Recreate another version of the story set in a different place, e.g. an ocean wreck with a chest and a surprise.
Guess How Much I Love You – ( I love this story and my kids know it by heart!)
List/label body parts – do hares have arms?
Classify animals, colours, verbs…
Applying: (I love this idea!)
Simon says… jump like a hare, jump higher than… etc.
Who loves who the most? (oooh, that one’s tough!)
Tell the class about your bedtime routine (if not too private)
Evaluating & Creating:
Rewrite the story with other animals/family members/ you
Arabian Nights : The tale of Shahriar and Shahrazade
(I love these ideas because they show that story telling isn’t just for “the little ones”, and this is exactly where I feel that Bloom’s taxonomy can validate story telling as a learning activity at any age and level.)
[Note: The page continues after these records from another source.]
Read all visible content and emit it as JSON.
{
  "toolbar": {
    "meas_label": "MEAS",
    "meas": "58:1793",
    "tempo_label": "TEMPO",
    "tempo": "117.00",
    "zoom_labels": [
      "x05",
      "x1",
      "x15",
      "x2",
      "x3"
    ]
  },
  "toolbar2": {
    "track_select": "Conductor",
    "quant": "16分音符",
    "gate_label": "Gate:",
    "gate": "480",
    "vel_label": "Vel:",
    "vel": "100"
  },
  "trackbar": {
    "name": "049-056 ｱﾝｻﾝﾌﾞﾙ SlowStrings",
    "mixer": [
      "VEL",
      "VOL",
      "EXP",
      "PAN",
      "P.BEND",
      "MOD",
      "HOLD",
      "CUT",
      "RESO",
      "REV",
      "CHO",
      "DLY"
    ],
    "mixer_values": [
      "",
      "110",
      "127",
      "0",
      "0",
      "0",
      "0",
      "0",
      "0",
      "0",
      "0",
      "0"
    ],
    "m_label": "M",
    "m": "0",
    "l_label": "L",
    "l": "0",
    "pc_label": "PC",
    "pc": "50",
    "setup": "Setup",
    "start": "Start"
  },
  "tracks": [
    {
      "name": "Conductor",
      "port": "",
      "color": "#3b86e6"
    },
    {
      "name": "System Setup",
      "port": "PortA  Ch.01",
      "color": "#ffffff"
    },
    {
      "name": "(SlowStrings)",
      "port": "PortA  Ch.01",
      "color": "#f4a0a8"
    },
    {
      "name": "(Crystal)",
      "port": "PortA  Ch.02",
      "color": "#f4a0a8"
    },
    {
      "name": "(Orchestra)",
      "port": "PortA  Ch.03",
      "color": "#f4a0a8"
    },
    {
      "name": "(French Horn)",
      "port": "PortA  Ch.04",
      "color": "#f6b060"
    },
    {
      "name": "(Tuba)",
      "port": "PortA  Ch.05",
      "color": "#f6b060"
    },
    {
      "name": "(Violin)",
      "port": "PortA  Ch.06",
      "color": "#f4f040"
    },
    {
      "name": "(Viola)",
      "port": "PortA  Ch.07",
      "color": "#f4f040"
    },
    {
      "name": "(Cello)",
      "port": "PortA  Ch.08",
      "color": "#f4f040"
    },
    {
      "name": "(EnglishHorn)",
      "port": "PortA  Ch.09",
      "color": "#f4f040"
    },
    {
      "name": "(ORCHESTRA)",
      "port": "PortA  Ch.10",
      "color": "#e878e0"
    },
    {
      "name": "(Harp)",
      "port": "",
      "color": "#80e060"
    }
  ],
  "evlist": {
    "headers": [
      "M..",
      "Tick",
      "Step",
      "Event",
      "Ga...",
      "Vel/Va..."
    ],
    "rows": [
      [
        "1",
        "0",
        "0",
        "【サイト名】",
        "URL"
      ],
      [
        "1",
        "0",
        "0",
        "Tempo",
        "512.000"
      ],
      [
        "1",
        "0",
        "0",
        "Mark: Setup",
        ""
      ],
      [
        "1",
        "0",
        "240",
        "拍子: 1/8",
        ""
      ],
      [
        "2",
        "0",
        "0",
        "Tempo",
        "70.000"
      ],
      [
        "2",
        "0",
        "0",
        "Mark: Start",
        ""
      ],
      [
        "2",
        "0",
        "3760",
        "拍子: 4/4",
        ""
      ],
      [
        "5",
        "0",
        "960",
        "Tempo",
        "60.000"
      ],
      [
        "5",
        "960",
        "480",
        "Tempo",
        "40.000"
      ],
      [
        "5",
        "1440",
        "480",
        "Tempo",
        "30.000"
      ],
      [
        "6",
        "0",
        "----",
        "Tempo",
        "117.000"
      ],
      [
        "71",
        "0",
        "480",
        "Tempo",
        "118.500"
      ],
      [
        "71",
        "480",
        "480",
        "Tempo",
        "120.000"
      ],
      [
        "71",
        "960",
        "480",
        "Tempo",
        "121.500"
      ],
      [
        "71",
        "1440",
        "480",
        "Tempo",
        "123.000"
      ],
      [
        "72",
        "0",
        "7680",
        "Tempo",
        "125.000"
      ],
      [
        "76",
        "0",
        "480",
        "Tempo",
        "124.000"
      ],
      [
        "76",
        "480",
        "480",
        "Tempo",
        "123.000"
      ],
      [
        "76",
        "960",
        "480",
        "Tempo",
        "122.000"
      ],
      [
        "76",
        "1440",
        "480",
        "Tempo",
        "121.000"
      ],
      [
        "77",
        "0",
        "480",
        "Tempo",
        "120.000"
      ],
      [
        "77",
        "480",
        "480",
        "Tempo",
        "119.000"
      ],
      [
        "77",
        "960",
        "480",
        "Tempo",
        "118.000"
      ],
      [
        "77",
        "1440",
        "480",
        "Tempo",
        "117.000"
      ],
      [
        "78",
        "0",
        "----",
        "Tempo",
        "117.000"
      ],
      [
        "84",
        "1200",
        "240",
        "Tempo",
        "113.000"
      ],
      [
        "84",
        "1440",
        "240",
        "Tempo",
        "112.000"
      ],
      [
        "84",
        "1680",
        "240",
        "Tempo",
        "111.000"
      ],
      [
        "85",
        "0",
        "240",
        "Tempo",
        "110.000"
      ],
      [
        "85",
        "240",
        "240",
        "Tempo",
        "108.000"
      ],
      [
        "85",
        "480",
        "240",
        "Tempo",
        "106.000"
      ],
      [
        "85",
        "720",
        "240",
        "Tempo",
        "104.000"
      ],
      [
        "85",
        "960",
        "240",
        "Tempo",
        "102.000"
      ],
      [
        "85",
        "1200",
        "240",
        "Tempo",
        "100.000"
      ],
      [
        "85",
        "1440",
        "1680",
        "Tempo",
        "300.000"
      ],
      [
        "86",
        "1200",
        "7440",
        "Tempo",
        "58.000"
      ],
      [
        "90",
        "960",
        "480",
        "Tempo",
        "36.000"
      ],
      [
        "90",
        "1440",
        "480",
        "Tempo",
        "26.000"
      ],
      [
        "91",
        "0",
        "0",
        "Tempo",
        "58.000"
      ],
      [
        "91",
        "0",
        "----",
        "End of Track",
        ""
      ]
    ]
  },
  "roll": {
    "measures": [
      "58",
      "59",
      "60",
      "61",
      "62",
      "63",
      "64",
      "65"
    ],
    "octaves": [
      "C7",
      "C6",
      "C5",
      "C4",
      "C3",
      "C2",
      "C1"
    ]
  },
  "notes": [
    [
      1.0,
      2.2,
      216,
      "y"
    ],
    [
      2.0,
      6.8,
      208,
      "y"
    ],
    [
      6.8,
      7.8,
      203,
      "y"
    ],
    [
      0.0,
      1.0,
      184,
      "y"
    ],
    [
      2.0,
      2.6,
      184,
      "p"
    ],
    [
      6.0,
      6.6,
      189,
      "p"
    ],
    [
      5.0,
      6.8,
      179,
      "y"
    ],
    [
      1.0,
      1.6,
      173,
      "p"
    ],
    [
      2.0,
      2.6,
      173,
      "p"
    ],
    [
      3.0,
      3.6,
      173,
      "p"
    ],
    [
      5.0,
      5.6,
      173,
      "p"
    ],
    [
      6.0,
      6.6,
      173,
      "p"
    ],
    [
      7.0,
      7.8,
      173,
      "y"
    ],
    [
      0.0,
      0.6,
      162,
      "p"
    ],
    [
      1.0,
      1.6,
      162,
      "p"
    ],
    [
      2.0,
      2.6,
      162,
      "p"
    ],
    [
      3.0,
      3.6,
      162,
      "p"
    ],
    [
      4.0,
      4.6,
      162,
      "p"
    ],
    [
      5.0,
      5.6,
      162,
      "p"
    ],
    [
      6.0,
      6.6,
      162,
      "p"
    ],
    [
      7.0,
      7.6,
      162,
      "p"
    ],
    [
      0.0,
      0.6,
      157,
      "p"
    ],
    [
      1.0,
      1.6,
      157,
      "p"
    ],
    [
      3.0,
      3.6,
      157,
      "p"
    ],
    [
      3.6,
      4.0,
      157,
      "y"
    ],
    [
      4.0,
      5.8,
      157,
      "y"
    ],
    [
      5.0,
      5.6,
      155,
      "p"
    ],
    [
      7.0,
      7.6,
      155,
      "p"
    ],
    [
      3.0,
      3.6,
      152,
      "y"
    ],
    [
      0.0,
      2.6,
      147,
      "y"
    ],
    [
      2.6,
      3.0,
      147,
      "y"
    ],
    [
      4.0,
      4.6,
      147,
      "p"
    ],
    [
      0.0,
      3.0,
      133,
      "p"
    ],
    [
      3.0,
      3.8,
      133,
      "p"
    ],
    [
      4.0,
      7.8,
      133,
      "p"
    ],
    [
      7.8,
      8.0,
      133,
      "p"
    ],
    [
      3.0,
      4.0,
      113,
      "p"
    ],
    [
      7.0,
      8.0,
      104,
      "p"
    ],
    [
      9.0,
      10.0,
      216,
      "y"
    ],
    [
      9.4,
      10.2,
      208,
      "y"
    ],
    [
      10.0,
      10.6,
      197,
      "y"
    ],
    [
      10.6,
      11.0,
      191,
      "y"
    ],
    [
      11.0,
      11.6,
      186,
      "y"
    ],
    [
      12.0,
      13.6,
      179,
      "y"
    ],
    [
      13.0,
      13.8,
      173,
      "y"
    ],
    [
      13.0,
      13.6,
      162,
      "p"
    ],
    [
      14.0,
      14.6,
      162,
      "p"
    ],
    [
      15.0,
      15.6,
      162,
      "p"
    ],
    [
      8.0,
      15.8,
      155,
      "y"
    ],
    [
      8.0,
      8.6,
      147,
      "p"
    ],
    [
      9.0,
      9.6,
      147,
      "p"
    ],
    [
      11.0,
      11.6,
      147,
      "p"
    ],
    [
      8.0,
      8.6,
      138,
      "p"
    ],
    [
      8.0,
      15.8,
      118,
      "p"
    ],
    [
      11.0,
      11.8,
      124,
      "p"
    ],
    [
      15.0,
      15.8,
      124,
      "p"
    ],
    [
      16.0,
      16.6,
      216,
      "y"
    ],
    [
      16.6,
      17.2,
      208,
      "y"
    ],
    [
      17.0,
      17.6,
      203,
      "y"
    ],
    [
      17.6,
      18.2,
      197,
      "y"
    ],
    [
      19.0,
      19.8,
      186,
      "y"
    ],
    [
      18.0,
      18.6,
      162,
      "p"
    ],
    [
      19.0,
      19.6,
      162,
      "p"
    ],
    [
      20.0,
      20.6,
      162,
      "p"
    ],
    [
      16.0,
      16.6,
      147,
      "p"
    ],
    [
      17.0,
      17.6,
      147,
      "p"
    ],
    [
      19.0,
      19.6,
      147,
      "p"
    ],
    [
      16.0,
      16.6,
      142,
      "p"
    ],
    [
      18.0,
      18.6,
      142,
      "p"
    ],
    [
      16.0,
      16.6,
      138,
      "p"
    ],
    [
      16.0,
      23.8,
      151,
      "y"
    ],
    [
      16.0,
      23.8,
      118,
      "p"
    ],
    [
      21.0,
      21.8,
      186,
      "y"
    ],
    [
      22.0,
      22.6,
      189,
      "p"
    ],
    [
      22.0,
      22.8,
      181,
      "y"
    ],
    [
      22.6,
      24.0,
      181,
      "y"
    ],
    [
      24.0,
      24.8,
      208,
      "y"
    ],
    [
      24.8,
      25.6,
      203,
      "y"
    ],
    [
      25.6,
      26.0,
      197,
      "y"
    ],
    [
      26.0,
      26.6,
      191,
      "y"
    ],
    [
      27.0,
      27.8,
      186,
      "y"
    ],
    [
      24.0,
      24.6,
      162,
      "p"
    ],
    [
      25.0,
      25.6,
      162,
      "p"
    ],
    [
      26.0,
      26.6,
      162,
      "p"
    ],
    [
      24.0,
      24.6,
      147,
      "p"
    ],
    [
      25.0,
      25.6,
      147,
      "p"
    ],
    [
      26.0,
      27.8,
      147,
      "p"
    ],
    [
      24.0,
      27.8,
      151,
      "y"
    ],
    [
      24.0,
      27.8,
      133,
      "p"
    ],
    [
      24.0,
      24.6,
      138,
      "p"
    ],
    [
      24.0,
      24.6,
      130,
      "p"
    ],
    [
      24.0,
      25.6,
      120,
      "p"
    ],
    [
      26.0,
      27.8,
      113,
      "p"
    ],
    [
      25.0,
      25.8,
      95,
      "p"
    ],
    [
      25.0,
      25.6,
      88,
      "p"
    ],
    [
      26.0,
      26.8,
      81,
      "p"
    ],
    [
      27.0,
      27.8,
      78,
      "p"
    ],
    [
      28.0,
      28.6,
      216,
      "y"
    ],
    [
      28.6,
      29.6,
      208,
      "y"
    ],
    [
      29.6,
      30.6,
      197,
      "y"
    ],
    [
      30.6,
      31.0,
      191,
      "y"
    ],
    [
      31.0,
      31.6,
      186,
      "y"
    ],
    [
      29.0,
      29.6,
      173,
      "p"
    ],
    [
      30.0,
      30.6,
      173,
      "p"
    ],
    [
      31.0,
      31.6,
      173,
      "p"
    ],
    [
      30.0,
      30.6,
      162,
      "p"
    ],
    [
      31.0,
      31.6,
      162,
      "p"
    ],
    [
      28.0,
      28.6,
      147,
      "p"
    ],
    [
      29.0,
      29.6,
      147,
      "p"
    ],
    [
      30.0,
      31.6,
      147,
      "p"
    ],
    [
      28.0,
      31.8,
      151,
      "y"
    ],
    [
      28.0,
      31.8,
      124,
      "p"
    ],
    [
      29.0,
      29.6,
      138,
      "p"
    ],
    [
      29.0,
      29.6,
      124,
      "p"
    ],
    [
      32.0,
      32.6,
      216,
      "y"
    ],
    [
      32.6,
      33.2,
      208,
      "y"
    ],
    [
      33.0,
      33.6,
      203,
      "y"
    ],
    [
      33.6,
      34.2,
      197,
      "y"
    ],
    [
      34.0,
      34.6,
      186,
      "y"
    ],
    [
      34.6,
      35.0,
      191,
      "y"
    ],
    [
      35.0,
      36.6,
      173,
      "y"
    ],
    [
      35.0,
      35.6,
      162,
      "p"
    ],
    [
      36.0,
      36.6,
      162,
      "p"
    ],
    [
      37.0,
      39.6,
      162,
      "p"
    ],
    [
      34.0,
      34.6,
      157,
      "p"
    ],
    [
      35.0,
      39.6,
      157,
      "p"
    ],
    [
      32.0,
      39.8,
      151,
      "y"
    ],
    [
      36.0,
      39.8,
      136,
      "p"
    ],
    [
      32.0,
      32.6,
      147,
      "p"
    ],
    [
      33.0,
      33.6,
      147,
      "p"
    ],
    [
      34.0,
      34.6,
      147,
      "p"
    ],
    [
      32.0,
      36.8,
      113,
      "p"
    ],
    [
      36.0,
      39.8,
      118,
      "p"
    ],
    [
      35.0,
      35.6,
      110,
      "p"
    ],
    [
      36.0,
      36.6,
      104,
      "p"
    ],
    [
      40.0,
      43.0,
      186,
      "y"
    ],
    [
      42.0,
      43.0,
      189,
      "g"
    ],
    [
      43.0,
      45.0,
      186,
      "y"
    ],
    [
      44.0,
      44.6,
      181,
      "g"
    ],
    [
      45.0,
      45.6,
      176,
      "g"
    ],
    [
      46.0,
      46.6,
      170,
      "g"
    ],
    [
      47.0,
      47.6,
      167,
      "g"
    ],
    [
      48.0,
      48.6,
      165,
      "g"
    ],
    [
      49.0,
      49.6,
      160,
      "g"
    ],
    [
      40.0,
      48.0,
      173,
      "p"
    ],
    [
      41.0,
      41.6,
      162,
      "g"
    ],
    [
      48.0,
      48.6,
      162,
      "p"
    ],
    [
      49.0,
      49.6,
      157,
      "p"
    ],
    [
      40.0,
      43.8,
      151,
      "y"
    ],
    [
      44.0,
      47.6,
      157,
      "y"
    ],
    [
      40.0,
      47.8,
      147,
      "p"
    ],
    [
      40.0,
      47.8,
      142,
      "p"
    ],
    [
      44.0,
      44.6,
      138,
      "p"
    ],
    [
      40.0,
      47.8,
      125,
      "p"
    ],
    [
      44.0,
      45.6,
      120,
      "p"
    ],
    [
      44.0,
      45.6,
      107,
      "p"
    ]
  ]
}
Understand – resume and rephrase the story, insisting on the characters and their roles.
Analyzing – name and explain the feelings of the characters, is the king a just ruler if he kills a woman each night.
Create – Create your own tale of love and revenge to add to the Arabian Nights stories.
Hopefully all this has sparked some ideas of your own – please share them!
Here’s an article about “Bloomifying Giraffes can’t Dance”
Is there Room on the Broom for a class like us? -activities and ideas based on “Room on the Broom”
Some books for older learners:
Journey by Aaron Becker
Lost Thing by Shaun Tan
The Red Tree by Shaun Tan
Free Fall by David Wiesner